START DATA TO PROCESS

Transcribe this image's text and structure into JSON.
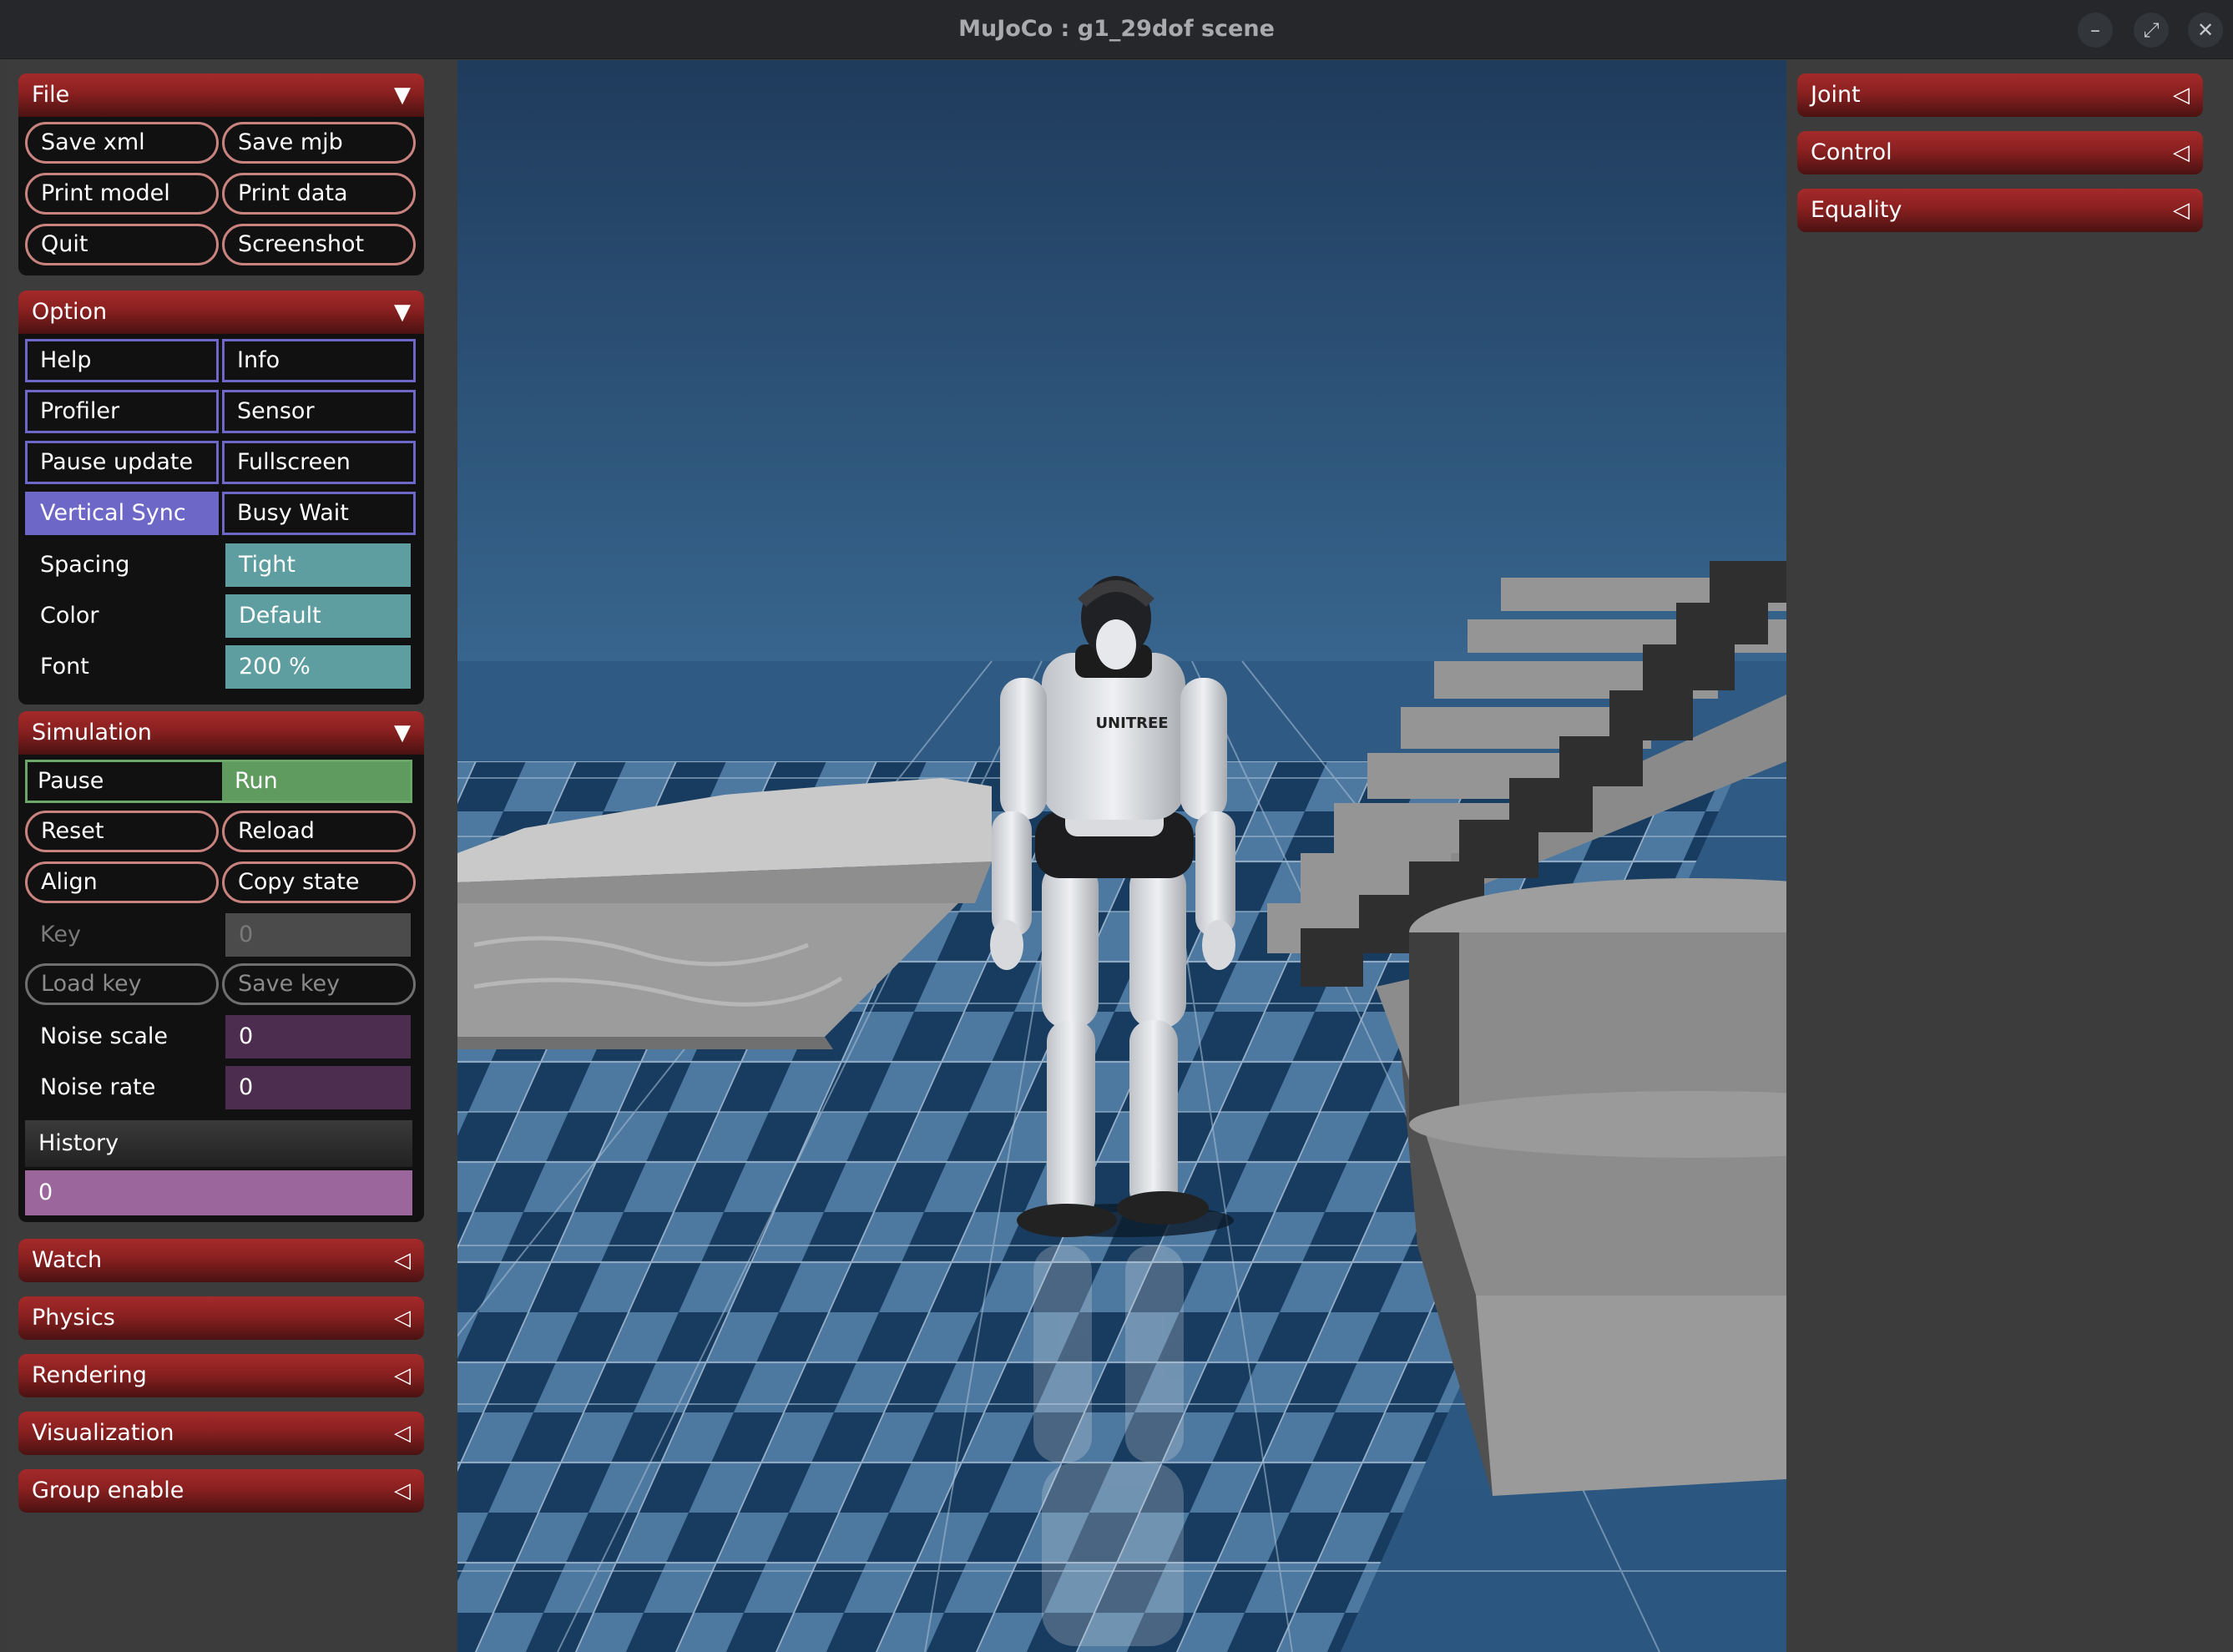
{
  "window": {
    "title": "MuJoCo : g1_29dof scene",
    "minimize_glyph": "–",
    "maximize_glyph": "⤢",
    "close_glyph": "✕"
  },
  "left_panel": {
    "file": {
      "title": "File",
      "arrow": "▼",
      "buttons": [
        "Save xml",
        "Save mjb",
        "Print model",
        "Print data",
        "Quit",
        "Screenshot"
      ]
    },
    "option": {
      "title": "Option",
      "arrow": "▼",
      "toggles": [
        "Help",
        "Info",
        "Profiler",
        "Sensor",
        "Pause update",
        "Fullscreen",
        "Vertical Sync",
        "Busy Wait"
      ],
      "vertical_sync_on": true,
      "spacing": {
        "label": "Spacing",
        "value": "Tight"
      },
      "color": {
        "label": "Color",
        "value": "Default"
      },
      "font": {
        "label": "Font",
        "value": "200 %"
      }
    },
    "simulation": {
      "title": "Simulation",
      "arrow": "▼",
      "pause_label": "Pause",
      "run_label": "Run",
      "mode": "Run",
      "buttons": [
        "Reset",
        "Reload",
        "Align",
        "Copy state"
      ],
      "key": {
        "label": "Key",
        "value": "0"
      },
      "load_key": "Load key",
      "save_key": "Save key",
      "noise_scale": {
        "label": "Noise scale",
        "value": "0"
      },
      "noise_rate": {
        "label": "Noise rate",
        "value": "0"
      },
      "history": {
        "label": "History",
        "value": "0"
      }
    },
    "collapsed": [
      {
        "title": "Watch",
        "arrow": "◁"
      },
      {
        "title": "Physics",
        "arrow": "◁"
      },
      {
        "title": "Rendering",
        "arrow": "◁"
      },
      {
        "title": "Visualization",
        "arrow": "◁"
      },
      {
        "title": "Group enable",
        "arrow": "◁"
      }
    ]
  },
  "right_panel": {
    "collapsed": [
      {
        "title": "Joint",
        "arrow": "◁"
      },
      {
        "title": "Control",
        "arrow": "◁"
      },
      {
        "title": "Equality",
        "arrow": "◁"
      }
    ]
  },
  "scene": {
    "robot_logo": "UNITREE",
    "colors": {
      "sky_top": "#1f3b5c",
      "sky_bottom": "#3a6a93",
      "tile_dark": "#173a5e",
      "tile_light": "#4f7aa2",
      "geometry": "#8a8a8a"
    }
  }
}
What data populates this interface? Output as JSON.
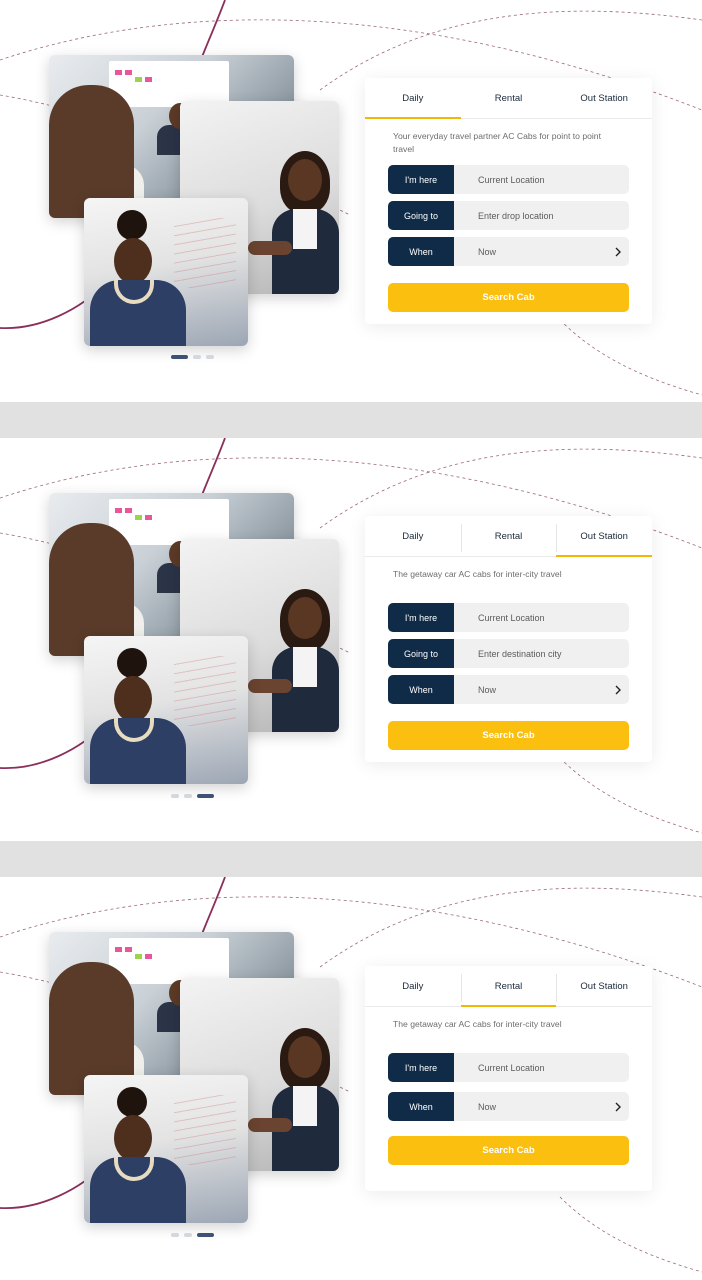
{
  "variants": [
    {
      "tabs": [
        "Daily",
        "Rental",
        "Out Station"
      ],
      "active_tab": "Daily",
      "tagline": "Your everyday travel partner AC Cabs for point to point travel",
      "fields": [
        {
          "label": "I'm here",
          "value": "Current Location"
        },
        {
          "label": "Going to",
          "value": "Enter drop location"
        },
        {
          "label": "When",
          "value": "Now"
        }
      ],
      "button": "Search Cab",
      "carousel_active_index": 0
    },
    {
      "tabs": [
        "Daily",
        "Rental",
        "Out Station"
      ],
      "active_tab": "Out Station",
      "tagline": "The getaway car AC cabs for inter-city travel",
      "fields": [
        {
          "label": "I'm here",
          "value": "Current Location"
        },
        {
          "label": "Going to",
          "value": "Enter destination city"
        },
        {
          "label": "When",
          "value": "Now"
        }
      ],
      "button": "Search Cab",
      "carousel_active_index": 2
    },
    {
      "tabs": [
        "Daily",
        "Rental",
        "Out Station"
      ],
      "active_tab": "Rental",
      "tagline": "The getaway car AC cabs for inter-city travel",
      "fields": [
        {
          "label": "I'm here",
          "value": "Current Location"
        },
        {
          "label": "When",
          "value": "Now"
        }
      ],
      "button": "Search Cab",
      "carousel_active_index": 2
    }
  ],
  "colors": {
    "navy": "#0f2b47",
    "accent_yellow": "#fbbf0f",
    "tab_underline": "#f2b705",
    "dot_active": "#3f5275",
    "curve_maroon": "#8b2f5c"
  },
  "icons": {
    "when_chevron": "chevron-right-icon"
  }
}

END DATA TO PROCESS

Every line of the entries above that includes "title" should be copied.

**TASK ANSWER:**
    "title": "MuJoCo : g1_29dof scene",
      "title": "File",
      "title": "Option",
      "title": "Simulation",
        "title": "Watch",
        "title": "Physics",
        "title": "Rendering",
        "title": "Visualization",
        "title": "Group enable",
        "title": "Joint",
        "title": "Control",
        "title": "Equality",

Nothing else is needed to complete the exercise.